13. Security

One of your big concerns is going to be local security. How do you know that there’s nobody else camping nearby, who had the same idea as you? You’re going to have to scout out the area and meet any neighbors that you might have.

If they are there, setting up their bug out camp, they’re probably not going to be a problem and might even be an asset if you can work together. But if they’re there without any of what they need to have to survive, they’re going to be a problem.

Scouting can wait till the next day; but while you’re setting up camp, make sure you have one person acting as a lookout, watching for any danger. You’re going to have to have that lookout pretty much all the time, until things settle back to normal.

The next part, which you should start on the next day, is establishing your defenses. Remember those rocks I talked about? Now’s the time to get them into position and make sure that they are usable firing positions. Drag some dead branches into the gaps, so you can create barriers and make sure you have a plan for defending yourself.

14. Food, once Again

Yes, I’m back on the subject of food again. You’re going to need a lot of it to keep your family going; so you want to start working on that as soon as you can.

Start working on harvesting food from nature, as well as planting your own. If you hunt, do it a little ways away from your camp, both to avoid attracting anyone with your noise and to leave the animals living closer in for the hard times.

15. More Permanent Shelter

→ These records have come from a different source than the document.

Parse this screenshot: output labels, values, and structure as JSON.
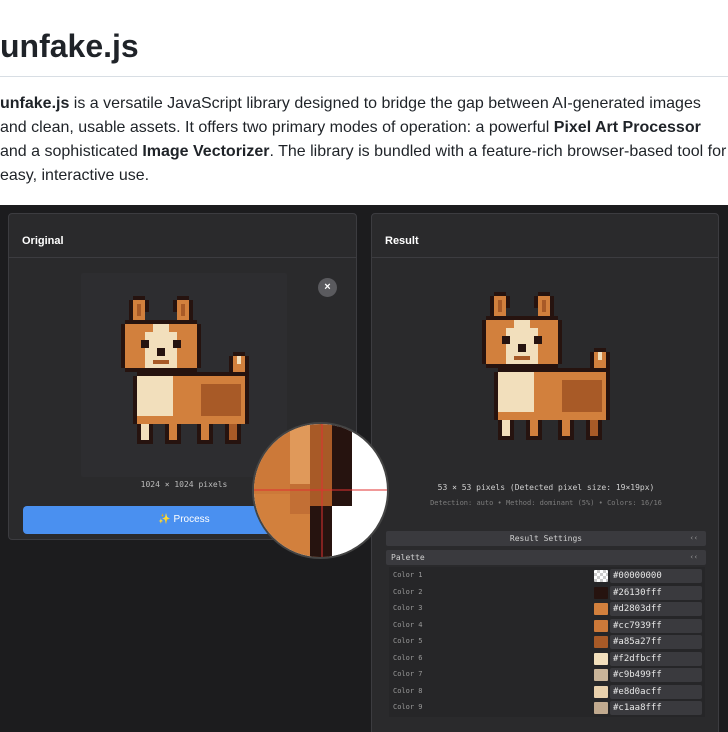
{
  "page": {
    "title": "unfake.js",
    "intro": {
      "lib_name": "unfake.js",
      "text1": " is a versatile JavaScript library designed to bridge the gap between AI-generated images and clean, usable assets. It offers two primary modes of operation: a powerful ",
      "mode1": "Pixel Art Processor",
      "text2": " and a sophisticated ",
      "mode2": "Image Vectorizer",
      "text3": ". The library is bundled with a feature-rich browser-based tool for easy, interactive use."
    }
  },
  "app": {
    "original": {
      "heading": "Original",
      "close_icon": "×",
      "dimensions": "1024 × 1024 pixels",
      "process_label": "✨ Process"
    },
    "result": {
      "heading": "Result",
      "dimensions": "53 × 53 pixels (Detected pixel size: 19×19px)",
      "meta": "Detection: auto • Method: dominant (5%) • Colors: 16/16",
      "settings_label": "Result Settings",
      "palette_label": "Palette",
      "chevron": "‹‹",
      "palette": [
        {
          "name": "Color 1",
          "hex": "#00000000",
          "swatch": "transparent"
        },
        {
          "name": "Color 2",
          "hex": "#26130fff",
          "swatch": "#26130f"
        },
        {
          "name": "Color 3",
          "hex": "#d2803dff",
          "swatch": "#d2803d"
        },
        {
          "name": "Color 4",
          "hex": "#cc7939ff",
          "swatch": "#cc7939"
        },
        {
          "name": "Color 5",
          "hex": "#a85a27ff",
          "swatch": "#a85a27"
        },
        {
          "name": "Color 6",
          "hex": "#f2dfbcff",
          "swatch": "#f2dfbc"
        },
        {
          "name": "Color 7",
          "hex": "#c9b499ff",
          "swatch": "#c9b499"
        },
        {
          "name": "Color 8",
          "hex": "#e8d0acff",
          "swatch": "#e8d0ac"
        },
        {
          "name": "Color 9",
          "hex": "#c1aa8fff",
          "swatch": "#c1aa8f"
        }
      ]
    }
  },
  "colors": {
    "accent": "#4a90f0",
    "corgi_outline": "#26130f",
    "corgi_fur": "#d2803d",
    "corgi_shade": "#a85a27",
    "corgi_cream": "#f2dfbc"
  }
}
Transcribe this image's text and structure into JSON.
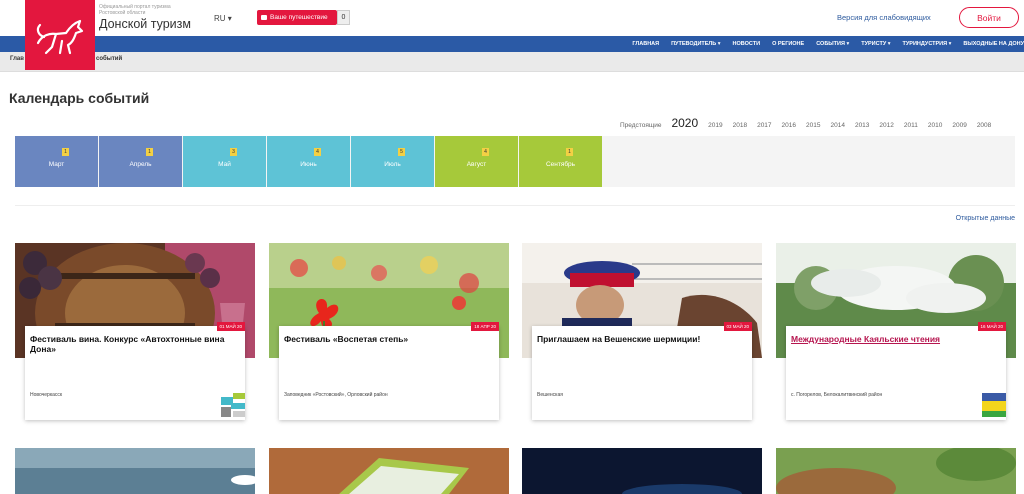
{
  "header": {
    "brand_small": "Официальный портал туризма Ростовской области",
    "brand_title": "Донской туризм",
    "lang": "RU ▾",
    "trip_label": "Ваше путешествие",
    "trip_count": "0",
    "impaired_link": "Версия для слабовидящих",
    "login": "Войти"
  },
  "nav": {
    "items": [
      "ГЛАВНАЯ",
      "ПУТЕВОДИТЕЛЬ ▾",
      "НОВОСТИ",
      "О РЕГИОНЕ",
      "СОБЫТИЯ ▾",
      "ТУРИСТУ ▾",
      "ТУРИНДУСТРИЯ ▾",
      "ВЫХОДНЫЕ НА ДОНУ"
    ]
  },
  "breadcrumb": {
    "part1": "Глав",
    "part2": "событий"
  },
  "page_title": "Календарь событий",
  "years": {
    "upcoming": "Предстоящие",
    "current": "2020",
    "list": [
      "2019",
      "2018",
      "2017",
      "2016",
      "2015",
      "2014",
      "2013",
      "2012",
      "2011",
      "2010",
      "2009",
      "2008"
    ]
  },
  "months": [
    {
      "label": "Март",
      "count": "1",
      "color": "#6a86c0"
    },
    {
      "label": "Апрель",
      "count": "1",
      "color": "#6a86c0"
    },
    {
      "label": "Май",
      "count": "3",
      "color": "#5ec3d6"
    },
    {
      "label": "Июнь",
      "count": "4",
      "color": "#5ec3d6"
    },
    {
      "label": "Июль",
      "count": "5",
      "color": "#5ec3d6"
    },
    {
      "label": "Август",
      "count": "4",
      "color": "#a6c93a"
    },
    {
      "label": "Сентябрь",
      "count": "1",
      "color": "#a6c93a"
    }
  ],
  "open_data": "Открытые данные",
  "events": [
    {
      "date": "01 МАЙ 20",
      "title": "Фестиваль вина. Конкурс «Автохтонные вина Дона»",
      "place": "Новочеркасск"
    },
    {
      "date": "18 АПР 20",
      "title": "Фестиваль «Воспетая степь»",
      "place": "Заповедник «Ростовский», Орловский район"
    },
    {
      "date": "03 МАЙ 20",
      "title": "Приглашаем на Вешенские шермиции!",
      "place": "Вешенская"
    },
    {
      "date": "16 МАЙ 20",
      "title": "Международные Каяльские чтения",
      "place": "с. Погорелов, Белокалитвинский район"
    }
  ]
}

There’s no way I can tell you what you’re going to need for shelter or how to build it. A lot will depend on where you are, how harsh the climate is and what materials you have to work with. But you’ll need to get started on a more permanent shelter as soon as possible, unless you think you’re only going to be there a few months.

Tents are great, but they won’t last long, when you’re using them every day. You’ll want to have something better, before your tent can tear. Besides, you’re going to want the additional room that a larger shelter can provide.

16. Dig an Outhouse

Yes, I mentioned this one before too; but now it’s time to do something about it. An outhouse is an important part of preventing the spread of disease.

Make sure that you dig it at least 100 feet from any water sources and that it is not uphill from them. You don’t want bacteria from your outhouse getting into your water source.

Speaking of protecting your water source, bathing in the river or lake isn’t a good idea. Just like bacteria from your outhouse can get into your water source, you can end up with bacteria from your bodies getting into it.

Even if you have your bathing area downstream of where you draw your water, what about others who are farther downstream of your camp? Better to set up some sort of bathing area and haul water to it. It’s extra work, but it will help protect your family’s health.


vika-makeenko is one of the authors writing for Outdoor Revival